## WHAT YOU NEED TO DO
Where a line of the following data contains the string "hour", include it in the tally. Report the total alone.

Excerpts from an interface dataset
-*-*-
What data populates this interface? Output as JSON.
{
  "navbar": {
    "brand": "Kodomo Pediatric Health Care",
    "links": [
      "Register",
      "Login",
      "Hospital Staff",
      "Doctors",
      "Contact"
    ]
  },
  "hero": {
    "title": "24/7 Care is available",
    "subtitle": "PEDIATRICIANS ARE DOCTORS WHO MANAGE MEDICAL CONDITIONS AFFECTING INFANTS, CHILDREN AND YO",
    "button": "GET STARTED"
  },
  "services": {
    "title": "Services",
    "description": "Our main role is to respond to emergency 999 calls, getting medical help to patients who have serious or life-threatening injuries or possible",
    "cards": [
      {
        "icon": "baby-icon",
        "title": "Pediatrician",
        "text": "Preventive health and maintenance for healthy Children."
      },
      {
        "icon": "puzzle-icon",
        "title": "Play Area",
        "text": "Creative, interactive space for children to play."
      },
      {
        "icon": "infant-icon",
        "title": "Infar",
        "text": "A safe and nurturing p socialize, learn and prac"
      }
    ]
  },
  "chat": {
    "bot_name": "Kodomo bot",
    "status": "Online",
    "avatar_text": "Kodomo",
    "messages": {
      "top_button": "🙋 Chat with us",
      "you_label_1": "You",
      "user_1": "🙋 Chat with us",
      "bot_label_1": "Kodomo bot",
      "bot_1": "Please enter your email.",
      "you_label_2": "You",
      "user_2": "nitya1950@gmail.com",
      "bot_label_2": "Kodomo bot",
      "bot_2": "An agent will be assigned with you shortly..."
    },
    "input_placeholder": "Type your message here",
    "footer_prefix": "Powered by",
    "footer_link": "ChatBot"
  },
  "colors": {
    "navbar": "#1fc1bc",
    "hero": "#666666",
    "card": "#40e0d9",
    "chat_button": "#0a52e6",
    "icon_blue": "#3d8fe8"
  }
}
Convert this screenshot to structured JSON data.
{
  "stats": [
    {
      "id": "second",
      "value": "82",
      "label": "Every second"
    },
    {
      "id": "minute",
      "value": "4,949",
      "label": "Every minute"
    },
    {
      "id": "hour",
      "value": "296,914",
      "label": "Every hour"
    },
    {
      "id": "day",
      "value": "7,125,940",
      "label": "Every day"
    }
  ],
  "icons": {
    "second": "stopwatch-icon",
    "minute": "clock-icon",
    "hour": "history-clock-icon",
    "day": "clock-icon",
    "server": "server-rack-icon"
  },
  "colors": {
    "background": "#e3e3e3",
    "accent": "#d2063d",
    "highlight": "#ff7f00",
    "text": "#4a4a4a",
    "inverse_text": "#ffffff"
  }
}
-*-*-
## THE ANSWER
3